[[ GIVEN ENTRIES open ]]

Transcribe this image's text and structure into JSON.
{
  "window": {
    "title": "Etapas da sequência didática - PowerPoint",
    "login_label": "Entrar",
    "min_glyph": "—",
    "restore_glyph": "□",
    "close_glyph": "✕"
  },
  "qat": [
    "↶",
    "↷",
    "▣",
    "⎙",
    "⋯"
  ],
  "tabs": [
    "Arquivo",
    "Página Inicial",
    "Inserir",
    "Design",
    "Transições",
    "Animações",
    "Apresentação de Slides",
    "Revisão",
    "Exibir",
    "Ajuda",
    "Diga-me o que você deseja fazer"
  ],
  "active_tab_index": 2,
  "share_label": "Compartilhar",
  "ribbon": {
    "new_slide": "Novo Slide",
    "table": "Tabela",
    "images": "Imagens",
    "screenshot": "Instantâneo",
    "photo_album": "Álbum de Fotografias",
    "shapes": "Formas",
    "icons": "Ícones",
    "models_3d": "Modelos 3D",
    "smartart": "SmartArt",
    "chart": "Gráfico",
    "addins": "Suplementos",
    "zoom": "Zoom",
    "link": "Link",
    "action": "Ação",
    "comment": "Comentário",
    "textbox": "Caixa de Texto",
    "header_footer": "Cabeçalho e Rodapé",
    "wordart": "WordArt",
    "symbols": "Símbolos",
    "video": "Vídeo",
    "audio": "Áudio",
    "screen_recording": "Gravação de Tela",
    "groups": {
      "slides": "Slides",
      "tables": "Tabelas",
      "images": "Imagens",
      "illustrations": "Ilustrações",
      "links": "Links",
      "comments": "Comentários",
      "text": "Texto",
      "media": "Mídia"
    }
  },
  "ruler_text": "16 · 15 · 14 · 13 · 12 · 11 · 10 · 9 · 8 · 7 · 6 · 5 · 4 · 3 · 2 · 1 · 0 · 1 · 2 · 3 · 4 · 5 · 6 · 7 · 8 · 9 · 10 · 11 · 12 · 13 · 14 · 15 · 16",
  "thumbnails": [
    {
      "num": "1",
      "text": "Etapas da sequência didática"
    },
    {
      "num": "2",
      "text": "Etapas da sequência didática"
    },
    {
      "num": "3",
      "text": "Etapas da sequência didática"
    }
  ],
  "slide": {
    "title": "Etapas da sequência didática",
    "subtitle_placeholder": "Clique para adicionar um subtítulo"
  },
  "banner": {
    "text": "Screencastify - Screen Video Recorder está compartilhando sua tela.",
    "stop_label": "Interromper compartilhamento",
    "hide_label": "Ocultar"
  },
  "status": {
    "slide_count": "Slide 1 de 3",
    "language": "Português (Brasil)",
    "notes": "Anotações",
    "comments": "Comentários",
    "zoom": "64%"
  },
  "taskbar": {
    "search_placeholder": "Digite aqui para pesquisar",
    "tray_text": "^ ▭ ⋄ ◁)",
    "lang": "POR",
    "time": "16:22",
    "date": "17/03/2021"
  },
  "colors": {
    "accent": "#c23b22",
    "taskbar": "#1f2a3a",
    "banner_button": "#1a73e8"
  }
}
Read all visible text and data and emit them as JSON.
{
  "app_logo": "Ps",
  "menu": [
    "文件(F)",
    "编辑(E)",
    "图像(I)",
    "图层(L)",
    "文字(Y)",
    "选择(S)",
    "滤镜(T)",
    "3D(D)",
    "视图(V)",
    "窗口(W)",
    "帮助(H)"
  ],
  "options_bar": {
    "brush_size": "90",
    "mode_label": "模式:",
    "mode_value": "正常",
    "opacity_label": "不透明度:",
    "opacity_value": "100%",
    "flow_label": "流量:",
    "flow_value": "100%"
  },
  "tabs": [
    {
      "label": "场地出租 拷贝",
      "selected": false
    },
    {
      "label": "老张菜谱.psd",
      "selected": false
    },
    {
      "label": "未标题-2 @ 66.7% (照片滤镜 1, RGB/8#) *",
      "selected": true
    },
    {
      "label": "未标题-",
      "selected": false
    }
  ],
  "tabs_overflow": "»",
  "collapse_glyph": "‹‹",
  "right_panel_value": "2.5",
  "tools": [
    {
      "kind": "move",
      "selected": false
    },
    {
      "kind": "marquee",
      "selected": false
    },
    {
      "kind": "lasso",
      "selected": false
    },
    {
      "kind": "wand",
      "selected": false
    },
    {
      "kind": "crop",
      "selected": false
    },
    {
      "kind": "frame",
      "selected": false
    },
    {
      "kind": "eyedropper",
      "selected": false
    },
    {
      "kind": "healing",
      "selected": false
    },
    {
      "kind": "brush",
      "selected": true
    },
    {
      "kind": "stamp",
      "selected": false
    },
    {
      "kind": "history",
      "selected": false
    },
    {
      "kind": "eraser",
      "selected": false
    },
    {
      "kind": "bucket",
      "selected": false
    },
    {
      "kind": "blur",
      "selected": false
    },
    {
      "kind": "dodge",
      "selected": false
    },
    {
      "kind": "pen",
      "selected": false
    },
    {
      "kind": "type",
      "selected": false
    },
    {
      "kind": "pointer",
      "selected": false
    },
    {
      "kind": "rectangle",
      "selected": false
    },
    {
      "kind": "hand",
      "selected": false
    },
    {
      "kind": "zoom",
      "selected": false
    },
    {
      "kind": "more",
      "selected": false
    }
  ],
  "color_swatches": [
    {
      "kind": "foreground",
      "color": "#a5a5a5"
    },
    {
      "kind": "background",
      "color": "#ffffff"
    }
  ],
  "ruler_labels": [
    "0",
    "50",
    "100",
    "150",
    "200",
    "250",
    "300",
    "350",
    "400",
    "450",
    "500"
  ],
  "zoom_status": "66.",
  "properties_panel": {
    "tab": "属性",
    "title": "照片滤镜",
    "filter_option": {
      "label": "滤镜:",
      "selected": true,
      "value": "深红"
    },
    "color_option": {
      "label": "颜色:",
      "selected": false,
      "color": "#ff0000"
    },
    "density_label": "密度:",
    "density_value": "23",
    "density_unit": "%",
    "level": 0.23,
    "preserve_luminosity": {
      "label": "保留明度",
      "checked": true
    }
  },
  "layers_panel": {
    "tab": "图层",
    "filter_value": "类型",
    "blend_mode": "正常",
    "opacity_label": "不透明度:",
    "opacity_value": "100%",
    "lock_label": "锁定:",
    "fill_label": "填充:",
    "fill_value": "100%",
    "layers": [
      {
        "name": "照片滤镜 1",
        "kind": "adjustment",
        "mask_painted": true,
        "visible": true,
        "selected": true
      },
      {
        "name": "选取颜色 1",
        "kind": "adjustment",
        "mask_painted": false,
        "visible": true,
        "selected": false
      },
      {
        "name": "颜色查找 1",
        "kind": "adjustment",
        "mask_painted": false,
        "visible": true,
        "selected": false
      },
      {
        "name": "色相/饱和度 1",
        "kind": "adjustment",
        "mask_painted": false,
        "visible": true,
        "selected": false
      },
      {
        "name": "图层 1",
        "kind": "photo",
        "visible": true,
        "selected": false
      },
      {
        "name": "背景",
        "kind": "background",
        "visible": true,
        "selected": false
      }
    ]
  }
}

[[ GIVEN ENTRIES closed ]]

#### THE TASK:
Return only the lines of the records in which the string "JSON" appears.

#### ANSWER TO THIS TASK:
Transcribe this image's text and structure into JSON.
Read all visible text and data and emit them as JSON.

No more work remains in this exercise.